In "A Mathematical History of the Golden Number," Roger Herz-Fischler writes:
"At first it seemed as if this mathematical history would be fairly short and straightforward. This opinion was based on preliminary reading not only of parts of the Elements [Euclid], but also some of the standard histories of Greek mathematics. However, two things soon became clear: the early Greek aspect was not as clear-cut as it was often made out to be and the historical aspects that needed to be considered neither started nor ended with the early Greeks."
But, then if certain more informed accounts are to be believed, I have mislead you. In "Men of Mathematics" by E. T. Bell we find the remark,
"[...] Finally we arrive at the first great age of mathematics, about 2000 B.C, in the Euphrates Valley.
"The descendants of the Sumerians in Babylon appear to have been the first "moderns" in mathematics; certainly their attack on algebraic equations is more in the spirit of the algebra we know than anything done by the Greeks in their Golden Age. More important than the technical algebra of those ancient Babylonians is their recognition -- as shown by their work -- of the necessity for *proof* in mathematics. Until recently it had been supposed that the Greeks were the first to recognize that proof is demanded for mathematical propositions. This is one of the most important steps ever taken by human beings. Unfortunately it was taken so long ago that it led nowhere in particular so far as our own civilization is concerned -- unless the Greeks followed consciously, which they may well have done. They were not particularly generous to their predecessors."

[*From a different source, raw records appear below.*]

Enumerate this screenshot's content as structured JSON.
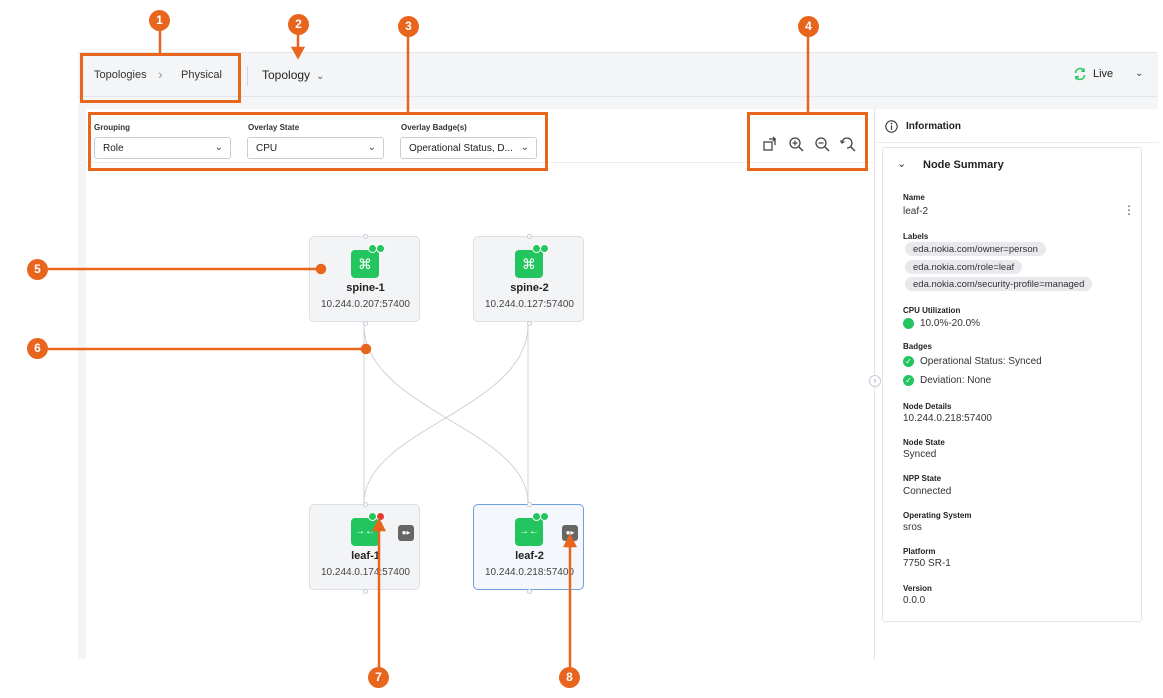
{
  "breadcrumb": {
    "root": "Topologies",
    "current": "Physical"
  },
  "topology_dropdown": {
    "label": "Topology"
  },
  "live": {
    "label": "Live"
  },
  "filters": {
    "grouping": {
      "label": "Grouping",
      "value": "Role"
    },
    "overlay_state": {
      "label": "Overlay State",
      "value": "CPU"
    },
    "overlay_badges": {
      "label": "Overlay Badge(s)",
      "value": "Operational Status, D..."
    }
  },
  "toolbar": {
    "icons": [
      "rotate-icon",
      "zoom-in-icon",
      "zoom-out-icon",
      "reset-zoom-icon"
    ]
  },
  "nodes": [
    {
      "name": "spine-1",
      "address": "10.244.0.207:57400"
    },
    {
      "name": "spine-2",
      "address": "10.244.0.127:57400"
    },
    {
      "name": "leaf-1",
      "address": "10.244.0.174:57400"
    },
    {
      "name": "leaf-2",
      "address": "10.244.0.218:57400"
    }
  ],
  "panel": {
    "title": "Information",
    "section": "Node Summary",
    "name_label": "Name",
    "name_value": "leaf-2",
    "labels_label": "Labels",
    "labels": [
      "eda.nokia.com/owner=person",
      "eda.nokia.com/role=leaf",
      "eda.nokia.com/security-profile=managed"
    ],
    "cpu_label": "CPU Utilization",
    "cpu_value": "10.0%-20.0%",
    "badges_label": "Badges",
    "badge_1": "Operational Status: Synced",
    "badge_2": "Deviation: None",
    "details_label": "Node Details",
    "details_value": "10.244.0.218:57400",
    "state_label": "Node State",
    "state_value": "Synced",
    "npp_label": "NPP State",
    "npp_value": "Connected",
    "os_label": "Operating System",
    "os_value": "sros",
    "platform_label": "Platform",
    "platform_value": "7750 SR-1",
    "version_label": "Version",
    "version_value": "0.0.0"
  },
  "callouts": [
    "1",
    "2",
    "3",
    "4",
    "5",
    "6",
    "7",
    "8"
  ],
  "colors": {
    "accent": "#e8651d",
    "node_green": "#22c55e",
    "alarm_red": "#e53935",
    "selected_border": "#6fa0e0"
  }
}
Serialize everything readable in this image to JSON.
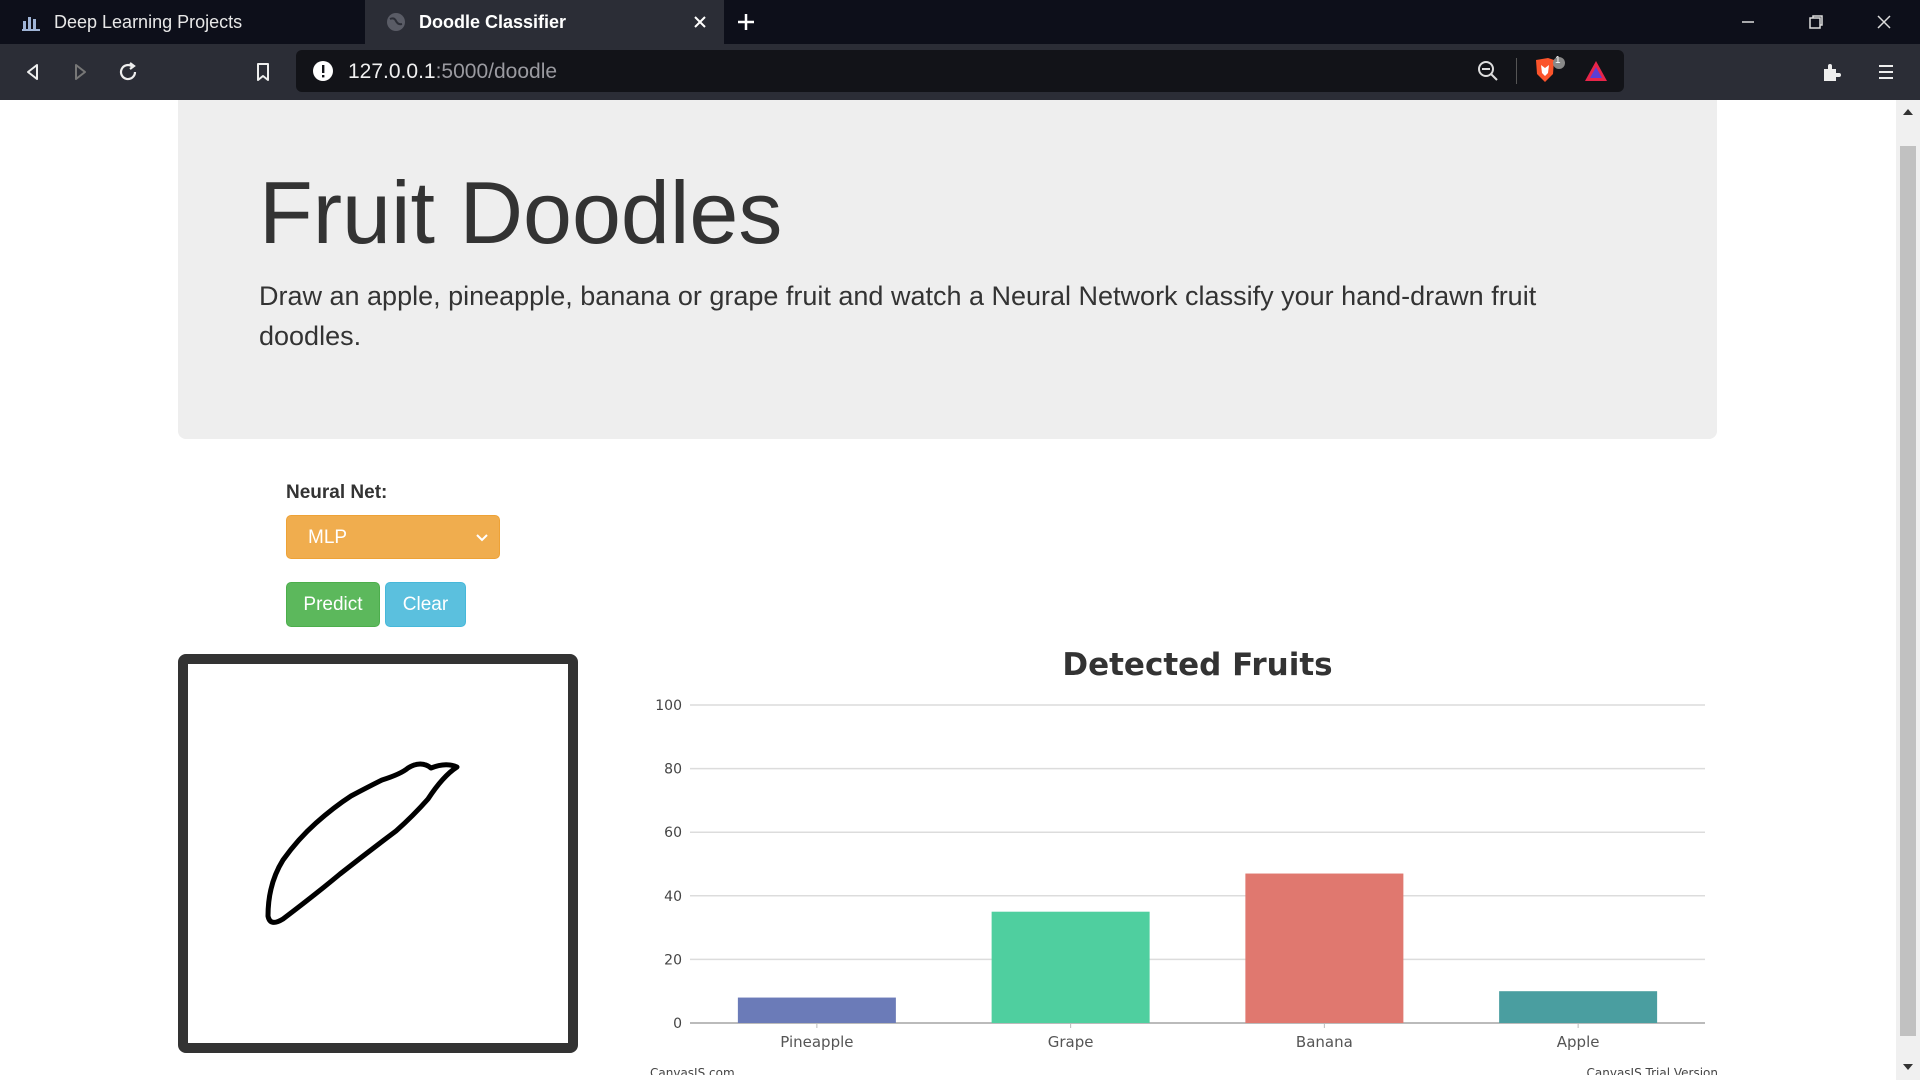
{
  "browser": {
    "tabs": [
      {
        "label": "Deep Learning Projects",
        "active": false
      },
      {
        "label": "Doodle Classifier",
        "active": true
      }
    ],
    "url_host": "127.0.0.1",
    "url_rest": ":5000/doodle",
    "shields_count": "1"
  },
  "header": {
    "title": "Fruit Doodles",
    "lead": "Draw an apple, pineapple, banana or grape fruit and watch a Neural Network classify your hand-drawn fruit doodles."
  },
  "controls": {
    "nn_label": "Neural Net:",
    "nn_selected": "MLP",
    "predict_label": "Predict",
    "clear_label": "Clear"
  },
  "chart_data": {
    "type": "bar",
    "title": "Detected Fruits",
    "categories": [
      "Pineapple",
      "Grape",
      "Banana",
      "Apple"
    ],
    "values": [
      8,
      35,
      47,
      10
    ],
    "colors": [
      "#6b7bb8",
      "#4fcf9f",
      "#e0786f",
      "#4a9ea0"
    ],
    "ylim": [
      0,
      100
    ],
    "yticks": [
      0,
      20,
      40,
      60,
      80,
      100
    ],
    "credit_left": "CanvasJS.com",
    "credit_right": "CanvasJS Trial Version"
  }
}
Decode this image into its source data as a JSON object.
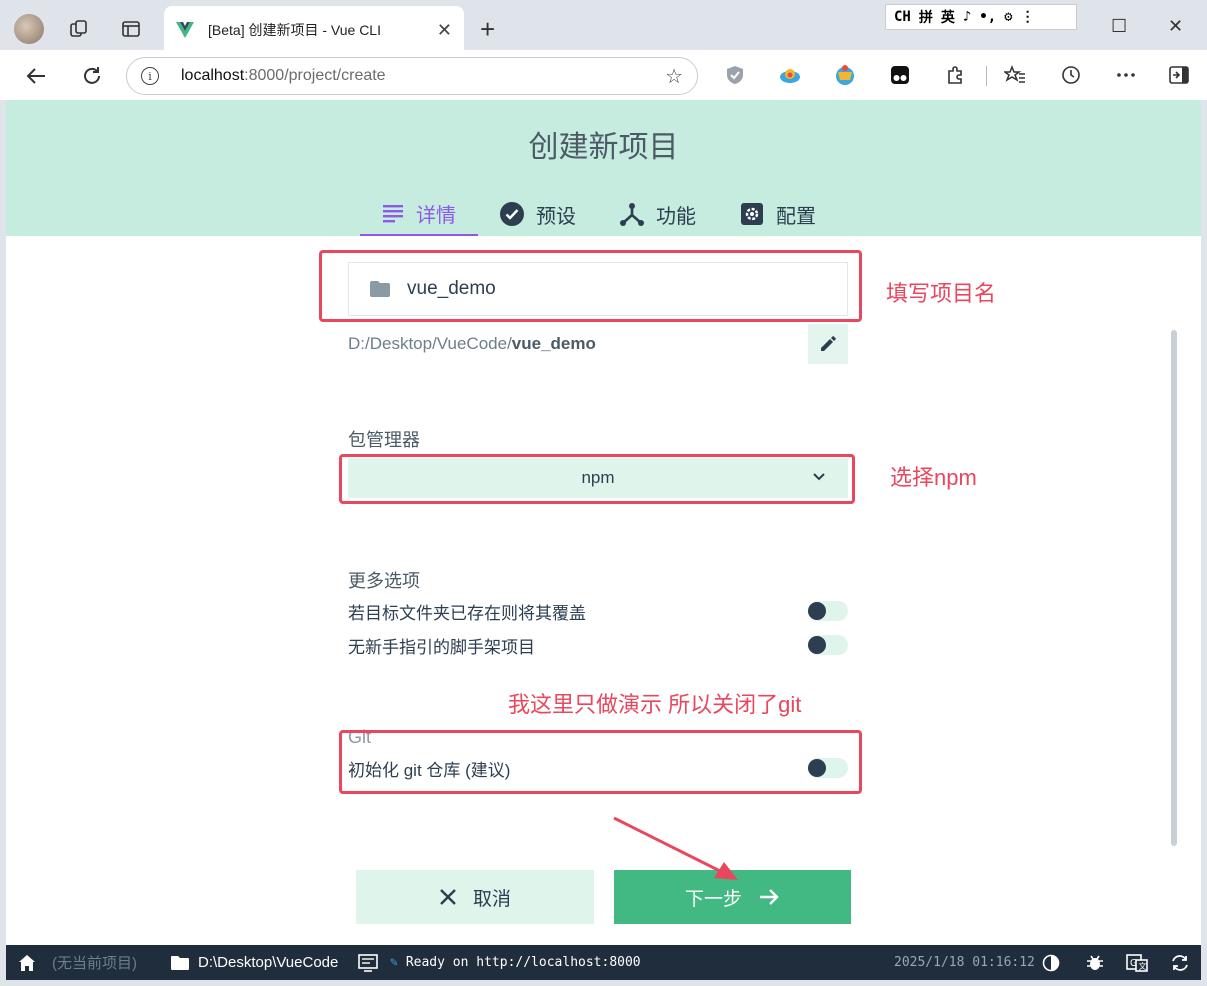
{
  "browser": {
    "tab_title": "[Beta] 创建新项目 - Vue CLI",
    "tab_close": "✕",
    "new_tab": "+",
    "url_host": "localhost",
    "url_path": ":8000/project/create",
    "ime": [
      "CH",
      "拼",
      "英",
      "♪",
      "•,",
      "⚙",
      "⋮"
    ],
    "win_min": "—",
    "win_max": "☐",
    "win_close": "✕",
    "info_glyph": "i",
    "star_glyph": "☆"
  },
  "page": {
    "title": "创建新项目",
    "steps": [
      {
        "label": "详情",
        "icon": "list-icon",
        "active": true
      },
      {
        "label": "预设",
        "icon": "check-circle-icon",
        "active": false
      },
      {
        "label": "功能",
        "icon": "fork-icon",
        "active": false
      },
      {
        "label": "配置",
        "icon": "settings-icon",
        "active": false
      }
    ],
    "project_name": "vue_demo",
    "path_prefix": "D:/Desktop/VueCode/",
    "path_name": "vue_demo",
    "package_manager_label": "包管理器",
    "package_manager_value": "npm",
    "more_options_label": "更多选项",
    "option_overwrite": "若目标文件夹已存在则将其覆盖",
    "option_no_guide": "无新手指引的脚手架项目",
    "git_label": "Git",
    "git_init": "初始化 git 仓库 (建议)",
    "cancel_label": "取消",
    "next_label": "下一步"
  },
  "annotations": {
    "name_hint": "填写项目名",
    "npm_hint": "选择npm",
    "git_hint": "我这里只做演示 所以关闭了git",
    "color": "#e8475d"
  },
  "statusbar": {
    "no_project": "(无当前项目)",
    "folder": "D:\\Desktop\\VueCode",
    "log": "Ready on http://localhost:8000",
    "datetime": "2025/1/18 01:16:12"
  },
  "colors": {
    "accent": "#42b983",
    "header_bg": "#c6ebdf",
    "active_step": "#8f59e8",
    "statusbar_bg": "#1f2d3d"
  }
}
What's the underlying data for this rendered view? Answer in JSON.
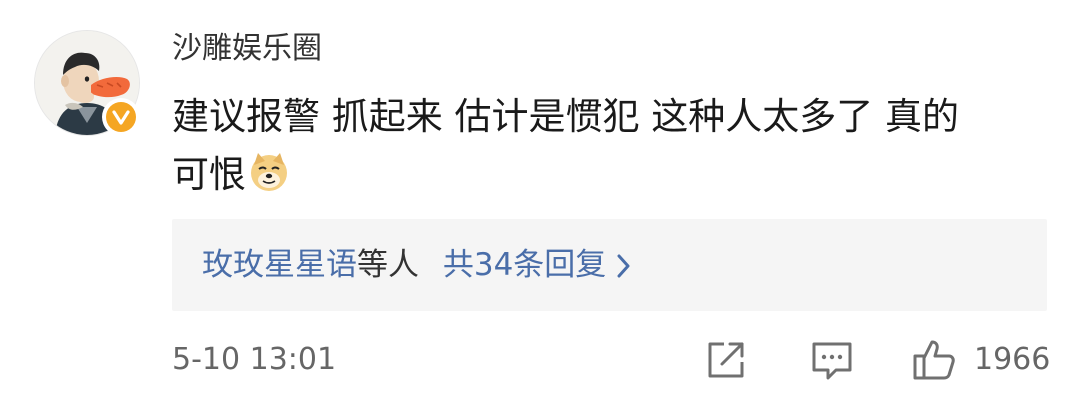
{
  "comment": {
    "username": "沙雕娱乐圈",
    "text_line1": "建议报警 抓起来 估计是惯犯 这种人太多了 真的",
    "text_line2": "可恨",
    "emoji": "doge-emoji",
    "replies": {
      "names": "玫玫星星语",
      "suffix": "等人",
      "total": "共34条回复"
    },
    "time": "5-10 13:01",
    "likes": "1966"
  },
  "colors": {
    "link": "#4a6ea9",
    "text": "#1a1a1a",
    "muted": "#666666",
    "reply_bg": "#f5f5f5",
    "verified_badge": "#f5a623"
  },
  "icons": {
    "verified": "verified-badge-icon",
    "share": "share-icon",
    "comment": "comment-icon",
    "like": "thumbs-up-icon",
    "chevron": "chevron-right-icon"
  }
}
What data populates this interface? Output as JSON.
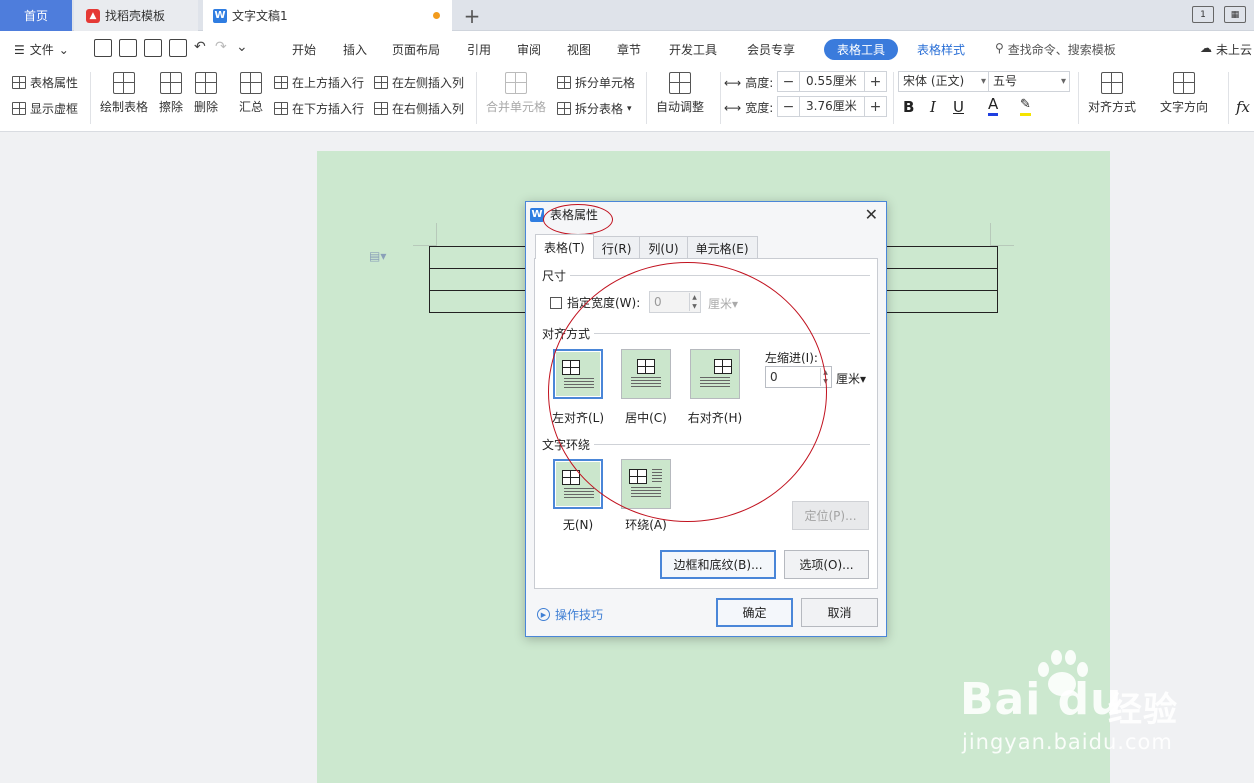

How could anyone expect a handful of men to be expert on the full array of mathematical knowledge? And, how could anyone expect men and women to be different from the way men and women have to be in order to live from day to day and succeed in their personal pursuits? I would be irrational if I failed to recognize just how small the small indignations I have experienced really are.
Whatever difficulties I may have had through the years, I was educated in a respectable program. I respect the people who study mathematics. I respect mathematics as an academic discipline. And, although one has to view one's own interest in particular ways, I try to respect other mathematician's interests by trying to understand what they find so interesting in what they study.
In view of my general isolation from actively practicing mathematicians, however, all of that effort is simply personal effort to learn through reading.
You may find some justifications for your beliefs in comments you might read that I have written. And, I might sometimes be sharp with my remarks to others. But, you will not find me sympathetic to your interpretations in this regard.